[Stored dataset items]
- - - -

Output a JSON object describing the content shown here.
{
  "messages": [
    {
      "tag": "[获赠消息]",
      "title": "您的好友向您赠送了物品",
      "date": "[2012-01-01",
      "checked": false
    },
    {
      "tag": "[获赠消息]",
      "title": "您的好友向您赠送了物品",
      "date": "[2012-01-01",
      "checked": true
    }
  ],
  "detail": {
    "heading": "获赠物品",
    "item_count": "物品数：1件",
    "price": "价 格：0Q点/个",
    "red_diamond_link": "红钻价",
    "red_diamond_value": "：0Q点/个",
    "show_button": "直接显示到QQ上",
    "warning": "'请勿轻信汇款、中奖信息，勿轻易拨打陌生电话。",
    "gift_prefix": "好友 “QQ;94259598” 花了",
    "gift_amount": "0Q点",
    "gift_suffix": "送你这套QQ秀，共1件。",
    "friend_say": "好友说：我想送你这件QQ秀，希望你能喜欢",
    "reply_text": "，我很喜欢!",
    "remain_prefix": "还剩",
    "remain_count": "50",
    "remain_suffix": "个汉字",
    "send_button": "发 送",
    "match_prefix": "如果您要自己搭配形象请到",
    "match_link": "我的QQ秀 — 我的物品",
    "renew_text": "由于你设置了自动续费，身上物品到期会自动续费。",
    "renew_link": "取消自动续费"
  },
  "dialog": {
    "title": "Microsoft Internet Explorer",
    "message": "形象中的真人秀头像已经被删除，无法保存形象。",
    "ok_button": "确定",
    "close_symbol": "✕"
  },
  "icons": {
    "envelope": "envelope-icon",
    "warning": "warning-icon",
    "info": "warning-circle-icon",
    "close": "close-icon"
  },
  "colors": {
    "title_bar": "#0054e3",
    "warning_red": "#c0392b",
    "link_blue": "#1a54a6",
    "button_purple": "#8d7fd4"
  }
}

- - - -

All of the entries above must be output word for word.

Output a JSON object describing the content shown here.
{
  "messages": [
    {
      "tag": "[获赠消息]",
      "title": "您的好友向您赠送了物品",
      "date": "[2012-01-01",
      "checked": false
    },
    {
      "tag": "[获赠消息]",
      "title": "您的好友向您赠送了物品",
      "date": "[2012-01-01",
      "checked": true
    }
  ],
  "detail": {
    "heading": "获赠物品",
    "item_count": "物品数：1件",
    "price": "价 格：0Q点/个",
    "red_diamond_link": "红钻价",
    "red_diamond_value": "：0Q点/个",
    "show_button": "直接显示到QQ上",
    "warning": "'请勿轻信汇款、中奖信息，勿轻易拨打陌生电话。",
    "gift_prefix": "好友 “QQ;94259598” 花了",
    "gift_amount": "0Q点",
    "gift_suffix": "送你这套QQ秀，共1件。",
    "friend_say": "好友说：我想送你这件QQ秀，希望你能喜欢",
    "reply_text": "，我很喜欢!",
    "remain_prefix": "还剩",
    "remain_count": "50",
    "remain_suffix": "个汉字",
    "send_button": "发 送",
    "match_prefix": "如果您要自己搭配形象请到",
    "match_link": "我的QQ秀 — 我的物品",
    "renew_text": "由于你设置了自动续费，身上物品到期会自动续费。",
    "renew_link": "取消自动续费"
  },
  "dialog": {
    "title": "Microsoft Internet Explorer",
    "message": "形象中的真人秀头像已经被删除，无法保存形象。",
    "ok_button": "确定",
    "close_symbol": "✕"
  },
  "icons": {
    "envelope": "envelope-icon",
    "warning": "warning-icon",
    "info": "warning-circle-icon",
    "close": "close-icon"
  },
  "colors": {
    "title_bar": "#0054e3",
    "warning_red": "#c0392b",
    "link_blue": "#1a54a6",
    "button_purple": "#8d7fd4"
  }
}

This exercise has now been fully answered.